According to the Centers for Disease Control and Prevention, nearly 100 people die in the U.S. every year due to flooding-related hazards. Over half of flood-related drownings happen because someone drove into dangerously deep water.
Why do people do it? Most people simply don’t realize that the water is too deep, or don’t consider the possibilities, according to a spokesperson for the Tampa, Florida, police department.
“People just think they’ll make it to the other side, and it’s a lot deeper than they think,” he told Consumer Reports. “They don’t know if the road has worn away and don’t know what’s under the water. You don’t know if there’s a wire down or debris in the road.”
Entering water just six inches deep could mean trouble
Even hitting a large puddle of water could cause you to lose control of the car, and that could mean becoming stuck or striking an object like a tree. Six inches of water might swamp your tailpipe, allowing your engine to become flooded. That could total your car.
Just twelve inches of water can sweep a small car away. Much more than that could move even a large vehicle.
Any of those situations could leave you in a disabled vehicle with no way out until rescue arrives. That puts you and your passengers at grave risk — and it puts rescue workers at risk, too.
Consumer Reports noted that even experienced drivers make the mistake of driving into floodwaters. The nonprofit pointed to a Houston Police sergeant with 34 years of experience who drowned in 2017 after inadvertently driving into floodwaters during Hurricane Harvey.

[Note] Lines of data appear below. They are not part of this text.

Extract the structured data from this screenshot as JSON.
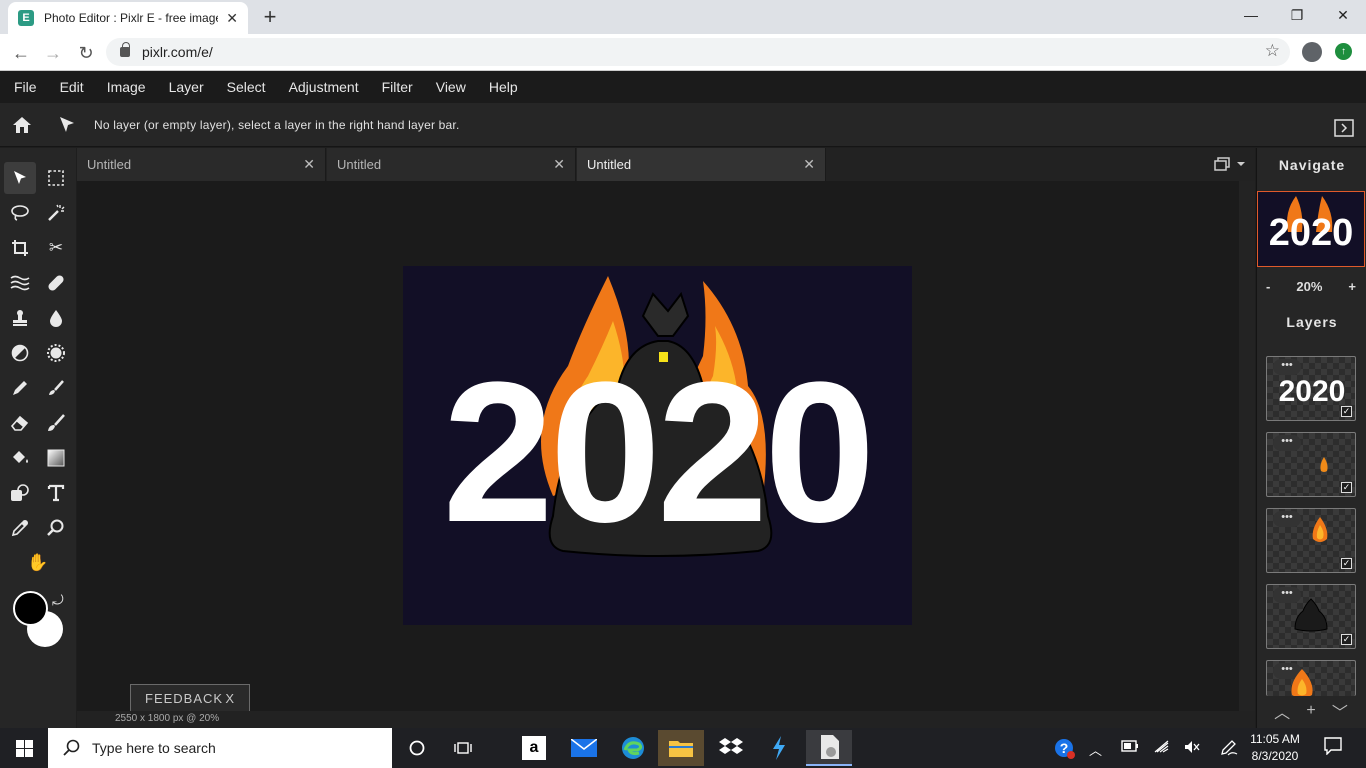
{
  "browser": {
    "tab_title": "Photo Editor : Pixlr E - free image",
    "url": "pixlr.com/e/"
  },
  "menu": [
    "File",
    "Edit",
    "Image",
    "Layer",
    "Select",
    "Adjustment",
    "Filter",
    "View",
    "Help"
  ],
  "options_message": "No layer (or empty layer), select a layer in the right hand layer bar.",
  "doc_tabs": [
    "Untitled",
    "Untitled",
    "Untitled"
  ],
  "canvas": {
    "title_text": "2020",
    "bg_color": "#120f26"
  },
  "status_text": "2550 x 1800 px @ 20%",
  "feedback": {
    "label": "FEEDBACK",
    "close": "X"
  },
  "navigate": {
    "header": "Navigate",
    "zoom": "20%",
    "minus": "-",
    "plus": "+"
  },
  "layers": {
    "header": "Layers",
    "thumb_text": "2020",
    "dots": "•••"
  },
  "taskbar": {
    "search_placeholder": "Type here to search",
    "time": "11:05 AM",
    "date": "8/3/2020"
  },
  "colors": {
    "accent": "#e05a2b",
    "panel": "#262626",
    "canvas_bg": "#1b1b1b"
  }
}
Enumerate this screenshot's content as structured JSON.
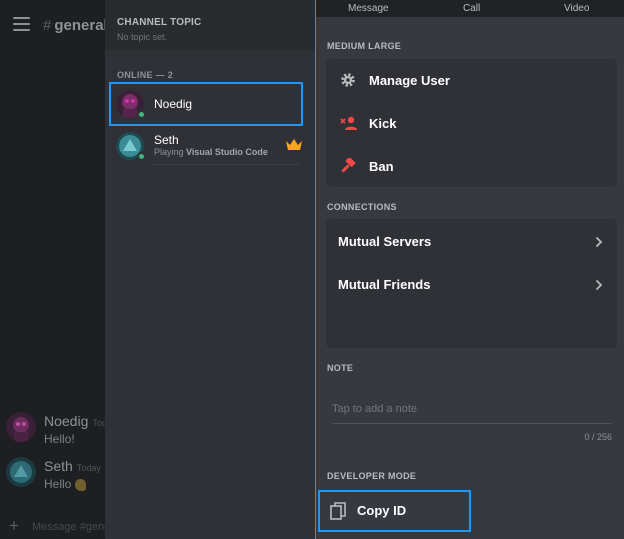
{
  "chat": {
    "channel_hash": "#",
    "channel_name": "general",
    "messages": [
      {
        "author": "Noedig",
        "timestamp": "Tod",
        "text": "Hello!"
      },
      {
        "author": "Seth",
        "timestamp": "Today",
        "text": "Hello",
        "emoji": "waving-hand"
      }
    ],
    "composer_placeholder": "Message #general"
  },
  "members_panel": {
    "topic_header": "CHANNEL TOPIC",
    "topic_value": "No topic set.",
    "online_header": "ONLINE — 2",
    "members": [
      {
        "name": "Noedig",
        "status": "online",
        "selected": true
      },
      {
        "name": "Seth",
        "status": "online",
        "activity_prefix": "Playing",
        "activity_name": "Visual Studio Code",
        "owner": true
      }
    ]
  },
  "user_sheet": {
    "top_actions": [
      "Message",
      "Call",
      "Video"
    ],
    "role_header": "MEDIUM LARGE",
    "moderation_items": [
      {
        "label": "Manage User",
        "icon": "gear-icon"
      },
      {
        "label": "Kick",
        "icon": "kick-user-icon"
      },
      {
        "label": "Ban",
        "icon": "ban-hammer-icon"
      }
    ],
    "connections_header": "CONNECTIONS",
    "connections_items": [
      {
        "label": "Mutual Servers"
      },
      {
        "label": "Mutual Friends"
      }
    ],
    "note_header": "NOTE",
    "note_placeholder": "Tap to add a note",
    "note_count": "0 / 256",
    "developer_header": "DEVELOPER MODE",
    "copy_id_label": "Copy ID"
  },
  "colors": {
    "accent_selection": "#2196f3",
    "online": "#43b581",
    "danger": "#f04747",
    "owner_crown": "#faa61a"
  }
}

When approaching water, slow down and assess
Here in Wisconsin, flooding can be unpredictable. Pay attention when the weather reports predict flash flooding danger in the area. Be aware that you may encounter water in any low spot or location with poor draining.
Anytime you see water in the roadway, immediately slow down to assess the situation. Many people drive into floodwaters before they even realize there’s a problem.

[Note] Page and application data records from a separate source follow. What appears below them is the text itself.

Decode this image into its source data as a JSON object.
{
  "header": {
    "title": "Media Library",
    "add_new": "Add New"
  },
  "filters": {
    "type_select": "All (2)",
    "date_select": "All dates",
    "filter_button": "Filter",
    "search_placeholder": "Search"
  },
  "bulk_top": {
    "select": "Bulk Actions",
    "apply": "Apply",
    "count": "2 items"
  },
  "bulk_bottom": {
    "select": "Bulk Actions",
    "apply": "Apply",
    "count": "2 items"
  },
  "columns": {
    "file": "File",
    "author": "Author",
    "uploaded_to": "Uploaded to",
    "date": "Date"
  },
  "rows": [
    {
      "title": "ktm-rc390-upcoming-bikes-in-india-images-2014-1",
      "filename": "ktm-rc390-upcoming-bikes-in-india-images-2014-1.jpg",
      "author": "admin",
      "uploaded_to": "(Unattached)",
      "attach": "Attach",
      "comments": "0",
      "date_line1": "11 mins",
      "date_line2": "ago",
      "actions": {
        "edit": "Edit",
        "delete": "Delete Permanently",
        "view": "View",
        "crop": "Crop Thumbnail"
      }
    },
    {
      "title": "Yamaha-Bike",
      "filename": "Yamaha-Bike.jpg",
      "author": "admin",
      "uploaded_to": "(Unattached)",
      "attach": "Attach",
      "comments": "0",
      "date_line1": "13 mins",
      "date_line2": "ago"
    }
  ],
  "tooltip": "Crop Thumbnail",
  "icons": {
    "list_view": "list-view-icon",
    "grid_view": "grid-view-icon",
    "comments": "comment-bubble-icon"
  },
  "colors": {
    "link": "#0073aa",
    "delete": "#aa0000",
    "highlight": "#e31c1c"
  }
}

Can you see the road? If not, the water may be too deep for safe driving. This is especially true at night when it’s harder to estimate the depth. Remember that water can hide defects in the road caused by the force of the water. It could also hide serious hazards like downed power lines, which could electrocute you if you drive through the water.
If the water looks to be six inches or deeper, immediately turn around and find another route. If you can’t find another route, find a safe location to shelter from the storm and wait for the flooding to pass.
Of course, if a flash-flood watch or warning is issued, your best bet is to stay home until the danger passes.
If you do drive into floodwaters and run into trouble, stay in your car and wait for help to arrive. Water powerful enough to move your car will be extremely dangerous to attempt to walk through.